Add to this stalled TTIP negotiations and Trump's desire to retreat from the Obama/Merkel collaboration, and the time seems ripe for a US-UK trade agreement. In a Times op-ed, former British Ambassador to the United States Sir Peter Westmacott pointed out that the United Kingdom is "…the biggest foreign investor in the US, does more than twice as much trade with America than with Germany, its next biggest partner, and prides itself at being good at talking to the Americans."
Kevin Featherstone, Head of the European Institute at the London School of Economics and Political Science, also thinks that American and British economic history could bode well for an agreement. "With the ending of TTIP and the election of Trump, Washington may well respond positively" to British outreach on a free-trade deal, he told DW.
However, Chatham House Europe Programme Research Fellow Thomas Raines remains skeptical of this possibility, noting Trump's vehemently anti-free trade campaign rhetoric. "Politically at least, [Trump's] administration and some pro-trade Republicans in Congress may be supportive of the idea… However, the UK will not be able formally to negotiate such an agreement until it has left the EU (so 2019 at a minimum) and there would still be many areas of complication - such as environmental standards and financial regulation," he told DW.
Uncertain foreign policy
A Trump presidency also raises uncertainties on future foreign policy collaboration. Featherstone sees Trump as more oriented toward the United Kingdom than the Pacific-focused Obama. "Trump knows Britain better than other places and he may be open to British flattery," Featherstone said. "But Trump puts at risk a cornerstone of British foreign policy: NATO."
Additionally, Trump's overtures to Vladimir Putin could shift existing US-UK military coalition alliances. Trump's suggestions that as president he would align the US with Russia on action in Syria threatens to undermine British military involvement in the region against the Islamic State.
Alternately, a decision to decrease US involvement abroad would leave a power vacuum on the world stage. Despite Brexit-supporters' promised image of an increasingly-prominent "Global Britain," Featherstone does not think the UK could fill the international void left by an isolationist US.
"Post-Iraq, and reinforced by the experience of Libya, UK public opinion is wary of further security adventures. London lacks the will and capability to be a separate military power…. Britain has often followed Washington, but it can't lead separately from it."
Raines, however, sees the potential for Britain to benefit from American disengagement and take a global lead in international development.

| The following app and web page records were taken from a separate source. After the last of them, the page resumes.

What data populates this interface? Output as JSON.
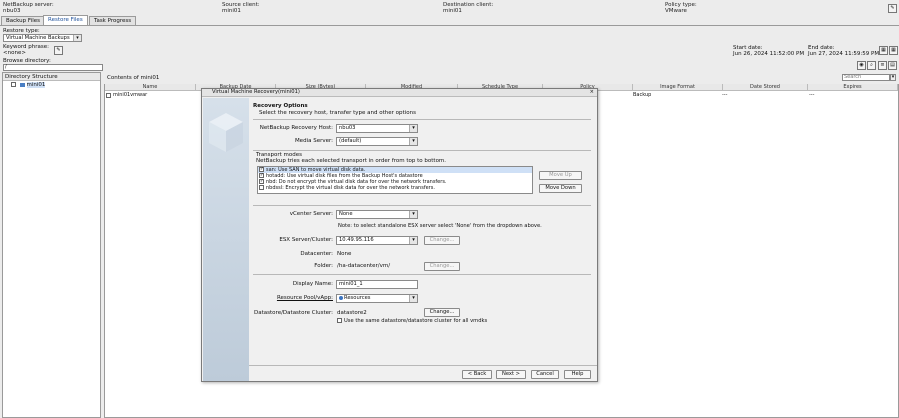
{
  "header": {
    "server_label": "NetBackup server:",
    "server_value": "nbu03",
    "source_label": "Source client:",
    "source_value": "mini01",
    "dest_label": "Destination client:",
    "dest_value": "mini01",
    "policy_label": "Policy type:",
    "policy_value": "VMware"
  },
  "tabs": [
    "Backup Files",
    "Restore Files",
    "Task Progress"
  ],
  "restore_type": {
    "label": "Restore type:",
    "value": "Virtual Machine Backups"
  },
  "keyword": {
    "label": "Keyword phrase:",
    "value": "<none>"
  },
  "browse": {
    "label": "Browse directory:",
    "value": "/"
  },
  "dates": {
    "start_label": "Start date:",
    "start_value": "Jun 26, 2024 11:52:00 PM",
    "end_label": "End date:",
    "end_value": "Jun 27, 2024 11:59:59 PM"
  },
  "tree": {
    "header": "Directory Structure",
    "item": "mini01"
  },
  "contents": {
    "title": "Contents of mini01",
    "search_placeholder": "Search",
    "columns": [
      "Name",
      "Backup Date",
      "Size (Bytes)",
      "Modified",
      "Schedule Type",
      "Policy",
      "Image Format",
      "Date Stored",
      "Expires"
    ],
    "row": {
      "name": "mini01vmwar",
      "policy": "Backup",
      "stored": "---",
      "expires": "---"
    }
  },
  "dialog": {
    "title": "Virtual Machine Recovery(mini01)",
    "section_title": "Recovery Options",
    "section_subtitle": "Select the recovery host, transfer type and other options",
    "recovery_host_label": "NetBackup Recovery Host:",
    "recovery_host_value": "nbu03",
    "media_server_label": "Media Server:",
    "media_server_value": "(default)",
    "transport_title": "Transport modes",
    "transport_subtitle": "NetBackup tries each selected transport in order from top to bottom.",
    "transport_items": [
      "san: Use SAN to move virtual disk data.",
      "hotadd: Use virtual disk files from the Backup Host's datastore",
      "nbd: Do not encrypt the virtual disk data for over the network transfers.",
      "nbdssl: Encrypt the virtual disk data for over the network transfers."
    ],
    "move_up": "Move Up",
    "move_down": "Move Down",
    "vcenter_label": "vCenter Server:",
    "vcenter_value": "None",
    "vcenter_note": "Note: to select standalone ESX server select 'None' from the dropdown above.",
    "esx_label": "ESX Server/Cluster:",
    "esx_value": "10.49.95.116",
    "change": "Change...",
    "datacenter_label": "Datacenter:",
    "datacenter_value": "None",
    "folder_label": "Folder:",
    "folder_value": "/ha-datacenter/vm/",
    "display_name_label": "Display Name:",
    "display_name_value": "mini01_1",
    "pool_label": "Resource Pool/vApp:",
    "pool_value": "Resources",
    "datastore_label": "Datastore/Datastore Cluster:",
    "datastore_value": "datastore2",
    "same_datastore": "Use the same datastore/datastore cluster for all vmdks",
    "back": "< Back",
    "next": "Next >",
    "cancel": "Cancel",
    "help": "Help"
  }
}
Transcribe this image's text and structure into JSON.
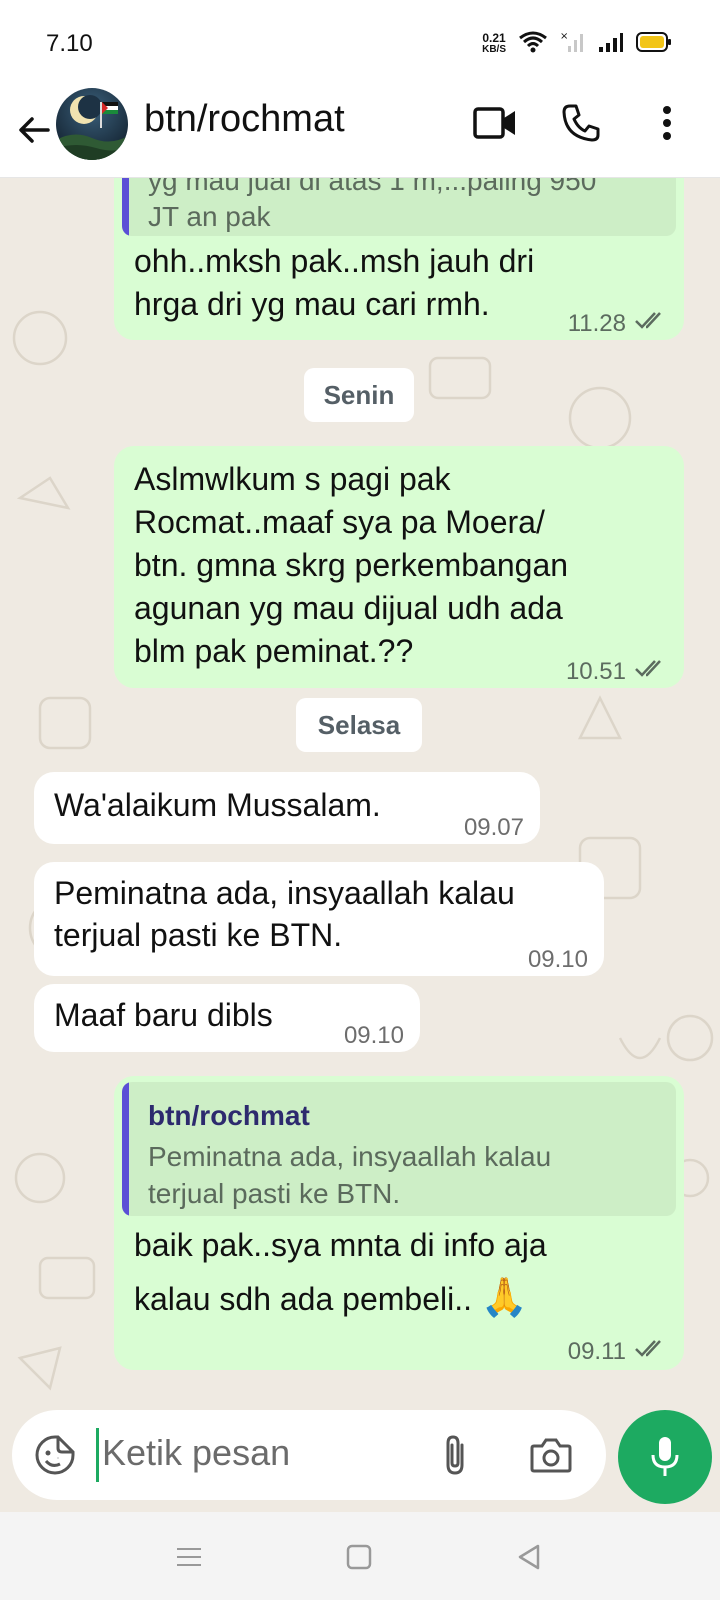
{
  "status_bar": {
    "time": "7.10",
    "net_speed_value": "0.21",
    "net_speed_unit": "KB/S",
    "battery_color": "#f2c518"
  },
  "header": {
    "contact_name": "btn/rochmat"
  },
  "messages": [
    {
      "direction": "out",
      "quote_partial_lines": [
        "yg mau jual di atas 1 m,...paling 950",
        "JT an pak"
      ],
      "text_lines": [
        "ohh..mksh pak..msh jauh dri",
        "hrga dri yg mau cari rmh."
      ],
      "time": "11.28",
      "read": true
    },
    {
      "direction": "out",
      "text_lines": [
        "Aslmwlkum s pagi pak",
        "Rocmat..maaf sya pa Moera/",
        "btn. gmna skrg perkembangan",
        "agunan yg mau dijual udh ada",
        "blm pak peminat.??"
      ],
      "time": "10.51",
      "read": true
    },
    {
      "direction": "in",
      "text_lines": [
        "Wa'alaikum Mussalam."
      ],
      "time": "09.07"
    },
    {
      "direction": "in",
      "text_lines": [
        "Peminatna ada, insyaallah kalau",
        "terjual pasti ke BTN."
      ],
      "time": "09.10"
    },
    {
      "direction": "in",
      "text_lines": [
        "Maaf baru dibls"
      ],
      "time": "09.10"
    },
    {
      "direction": "out",
      "quote_name": "btn/rochmat",
      "quote_lines": [
        "Peminatna ada, insyaallah kalau",
        "terjual pasti ke BTN."
      ],
      "text_lines": [
        "baik pak..sya mnta di info aja",
        "kalau sdh ada pembeli.."
      ],
      "emoji": "🙏",
      "time": "09.11",
      "read": true
    }
  ],
  "day_separators": [
    "Senin",
    "Selasa"
  ],
  "composer": {
    "placeholder": "Ketik pesan"
  },
  "colors": {
    "accent": "#1daa61",
    "outgoing_bubble": "#d9fdd3",
    "incoming_bubble": "#ffffff",
    "chat_background": "#efeae2",
    "read_ticks": "#5c6b5f"
  }
}
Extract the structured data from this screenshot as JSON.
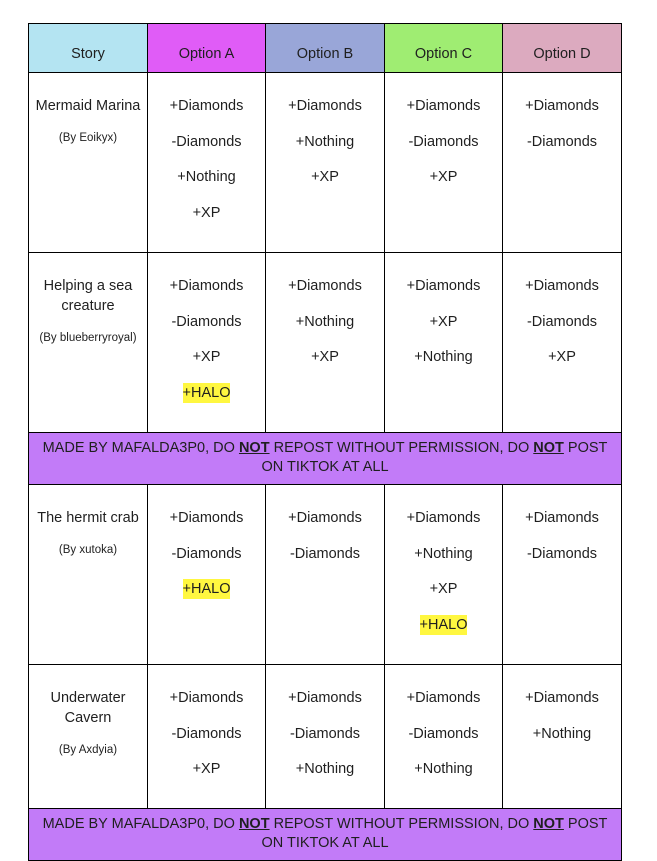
{
  "header": {
    "story": "Story",
    "options": [
      "Option A",
      "Option B",
      "Option C",
      "Option D"
    ]
  },
  "colors": {
    "story_header": "#b4e4f2",
    "option_a": "#e05cf7",
    "option_b": "#99a6d8",
    "option_c": "#9fed72",
    "option_d": "#dcaabf",
    "banner": "#c27bf8",
    "highlight": "#fff740"
  },
  "rows": [
    {
      "title": "Mermaid Marina",
      "author": "(By Eoikyx)",
      "a": [
        "+Diamonds",
        "-Diamonds",
        "+Nothing",
        "+XP"
      ],
      "b": [
        "+Diamonds",
        "+Nothing",
        "+XP"
      ],
      "c": [
        "+Diamonds",
        "-Diamonds",
        "+XP"
      ],
      "d": [
        "+Diamonds",
        "-Diamonds"
      ]
    },
    {
      "title": "Helping a sea creature",
      "author": "(By blueberryroyal)",
      "a": [
        "+Diamonds",
        "-Diamonds",
        "+XP",
        "+HALO"
      ],
      "b": [
        "+Diamonds",
        "+Nothing",
        "+XP"
      ],
      "c": [
        "+Diamonds",
        "+XP",
        "+Nothing"
      ],
      "d": [
        "+Diamonds",
        "-Diamonds",
        "+XP"
      ]
    },
    {
      "title": "The hermit crab",
      "author": "(By xutoka)",
      "a": [
        "+Diamonds",
        "-Diamonds",
        "+HALO"
      ],
      "b": [
        "+Diamonds",
        "-Diamonds"
      ],
      "c": [
        "+Diamonds",
        "+Nothing",
        "+XP",
        "+HALO"
      ],
      "d": [
        "+Diamonds",
        "-Diamonds"
      ]
    },
    {
      "title": "Underwater Cavern",
      "author": "(By Axdyia)",
      "a": [
        "+Diamonds",
        "-Diamonds",
        "+XP"
      ],
      "b": [
        "+Diamonds",
        "-Diamonds",
        "+Nothing"
      ],
      "c": [
        "+Diamonds",
        "-Diamonds",
        "+Nothing"
      ],
      "d": [
        "+Diamonds",
        "+Nothing"
      ]
    }
  ],
  "banner": {
    "part1": "MADE BY MAFALDA3P0, DO ",
    "emph1": "NOT",
    "part2": " REPOST WITHOUT PERMISSION, DO ",
    "emph2": "NOT",
    "part3": " POST ON TIKTOK AT ALL"
  }
}
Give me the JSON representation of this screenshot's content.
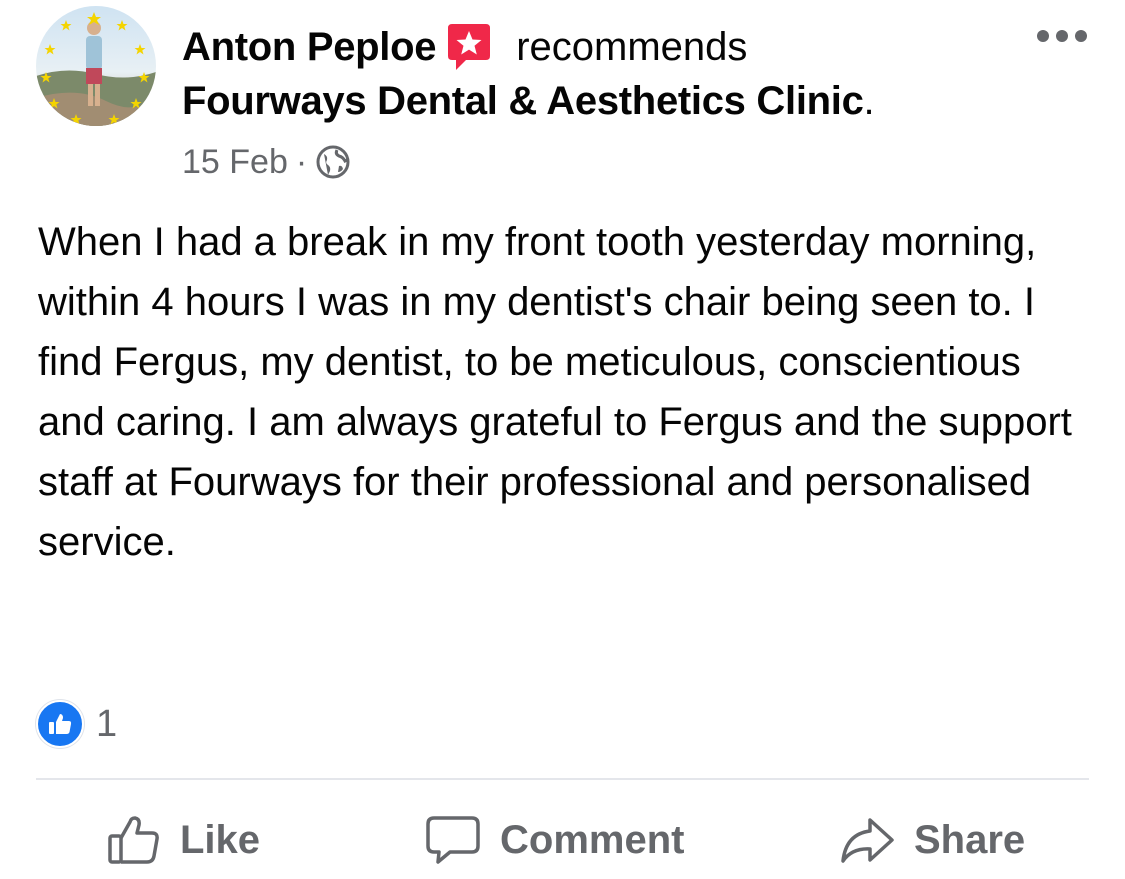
{
  "post": {
    "author": "Anton Peploe",
    "action": "recommends",
    "page_name": "Fourways Dental & Aesthetics Clinic",
    "page_suffix": ".",
    "date": "15 Feb",
    "separator": "·",
    "audience_icon": "globe-icon",
    "body": "When I had a break in my front tooth yesterday morning, within 4 hours I was in my dentist's chair being seen to. I find Fergus, my dentist, to be meticulous, conscientious and caring. I am always grateful to Fergus and the support staff at Fourways for their professional and personalised service."
  },
  "reactions": {
    "icon": "thumbs-up-icon",
    "count": "1"
  },
  "actions": {
    "like": "Like",
    "comment": "Comment",
    "share": "Share"
  },
  "colors": {
    "text": "#050505",
    "secondary": "#65676b",
    "like_blue": "#1877f2",
    "recommend_red": "#f02849",
    "divider": "#e4e6eb"
  }
}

"The UK and US are the world's two largest international donors of official development assistance and humanitarian aid, but this may suffer under a Trump presidency. There may be an opportunity for the UK to become the leading developed economy supporting the international development agenda and the UN-agreed sustainable development goals."
A bridge too far?
In a past era, the UK might have become a go-between Washington and Brussels. Raines notes that the UK historically played this role, but it depended on Britain exerting influence on the EU from within as a member.
Featherstone also does not believe that London can be the link across the Atlantic and the Channel. "The world of diplomacy has changed," he said. "A UK government cannot offer enough to either [the EU or the US] and neither will actually need a bridge via London."
Tim Bale, politics professor at Queen Mary University in London and an expert on the Conservative party, has a similar view.
"The UK has always harbored the illusion that it could be a bridge between the US and the EU," he told DW. "But it's precisely that - an illusion. The US doesn't need the UK to talk to the EU… The same goes for the EU. The UK from now on is likely to be pretty much what we in the UK call a 'third wheel' in any US-Europe relationship."